A NEW POLL of K-12 parents in Massachusetts foreshadows potentially huge gaps in childhood vaccination rates once an FDA approved vaccine is available for children. These gaps are reminiscent of what we are already seeing with adult vaccinations, but could pose specific challenges to K-12 schools down the road. Schools in Gateway Cities, those with higher poverty levels, and those who have been hit hardest during COVID will see their children vaccinated slowest.
Far more parents with higher income levels and higher levels of education plan to get their children vaccinated sooner, while parents of color without college degrees are least interested in a quick vaccination. If childhood vaccinations unfold this way, it would lead to very different vaccination rates between school districts in Massachusetts, and even between schools within the same district.
The results are based on statewide survey of 1,528 parents of K-12 students in Massachusetts, conducted between February 8 and March 2. The poll was sponsored by the The Barr Foundation.
Estimates vary as to when vaccines may be available to children. In February, Dr. Anthony Fauci said vaccines may be available to children as young as first grade by September. The pace of the rollout will likely vary somewhat depending on the age of the child, since clinical trials are divided by age groups.
Massachusetts has already seen similar patterns with adult vaccinations. The Boston Globe recently reported that 47 percent of white residents of Lawrence had received the vaccine, compared to just 2 percent of Latino residents, who make up the vast majority of the city’s residents.
The situation in Lawrence gives a sense of what could happen with childhood vaccinations across the state’s Gateway Cities. Gateway Cities are already home to many of the state’s school districts with the highest proportion of parents in poverty, among many other challenges. Among Gateway City parents, only about half of parents say they would have their children vaccinated either ASAP (33 percent) or after a few others have gone (15 percent). This compares with 67 percent of parents outside of the Gateway Cities.
During COVID, Gateway Cities students and families have faced significant challenges with issues like technology access and language barriers in addition to the economic and social devastation of what has now been a yearlong pandemic. A more tenuous and difficult school reopening process could compound these difficulties, pushing normal school operations even further into the future. Areas with lower vaccination rates for both children and adults will have a far higher risk profile than other places.

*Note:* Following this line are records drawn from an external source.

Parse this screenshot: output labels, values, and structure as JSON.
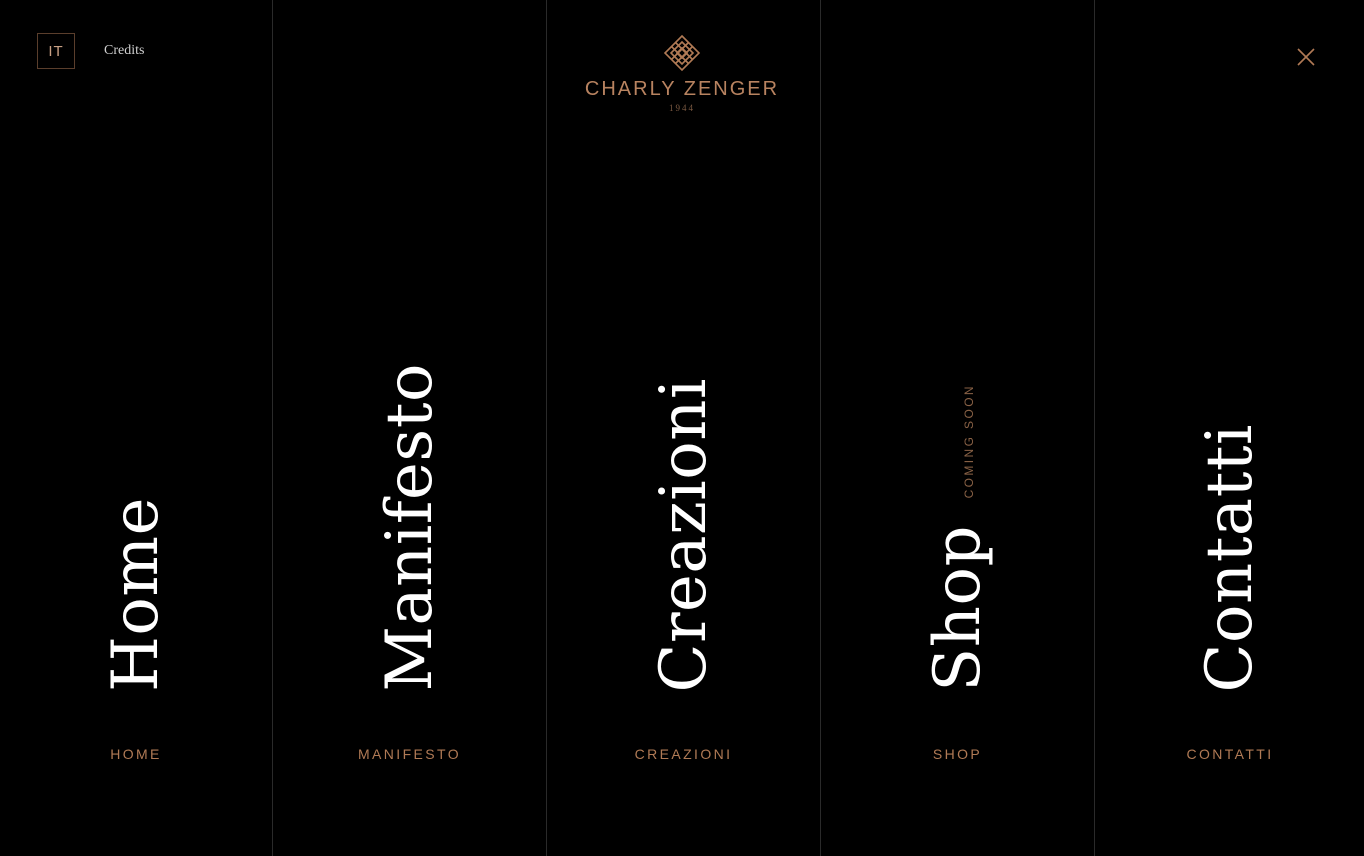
{
  "header": {
    "lang_label": "IT",
    "credits_label": "Credits",
    "logo": {
      "name": "CHARLY ZENGER",
      "year": "1944",
      "icon": "knot-emblem-icon"
    },
    "close_icon": "close-icon"
  },
  "menu": {
    "items": [
      {
        "title": "Home",
        "label": "HOME"
      },
      {
        "title": "Manifesto",
        "label": "MANIFESTO"
      },
      {
        "title": "Creazioni",
        "label": "CREAZIONI"
      },
      {
        "title": "Shop",
        "label": "SHOP",
        "note": "COMING SOON"
      },
      {
        "title": "Contatti",
        "label": "CONTATTI"
      }
    ]
  },
  "colors": {
    "background": "#000000",
    "accent": "#b07a55",
    "title": "#ffffff",
    "divider": "#2a2a2a"
  }
}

Current school reopenings are going forward without a vaccine, using masking and social distancing to mitigate the risk to students and staff. But as more vaccinated people are able to gather without masks, the differences in vaccination rates between communities will become more and more conspicuous. Some schools and communities will remain at risk of outbreaks, while others are able to gather with fewer precautions and much less danger.
Disparities in vaccine rollouts are not unique to Massachusetts. With adult vaccinations, some states have kept their vaccination rates similar between white, black, and Latino residents, while elsewhere disparities are scandalously wide. Here in Massachusetts, 26 percent of white residents have received at least one dose compared to 17 percent of black and 10 percent of Latino residents.
The parent poll lets us look ahead, and anticipates a similar gap among children, a pattern also echoed by national polling. A recent nationwide parent poll found 28 percent of non-white parents in lower income households would get their children vaccinated right away, compared to 43 percent of those in higher income households.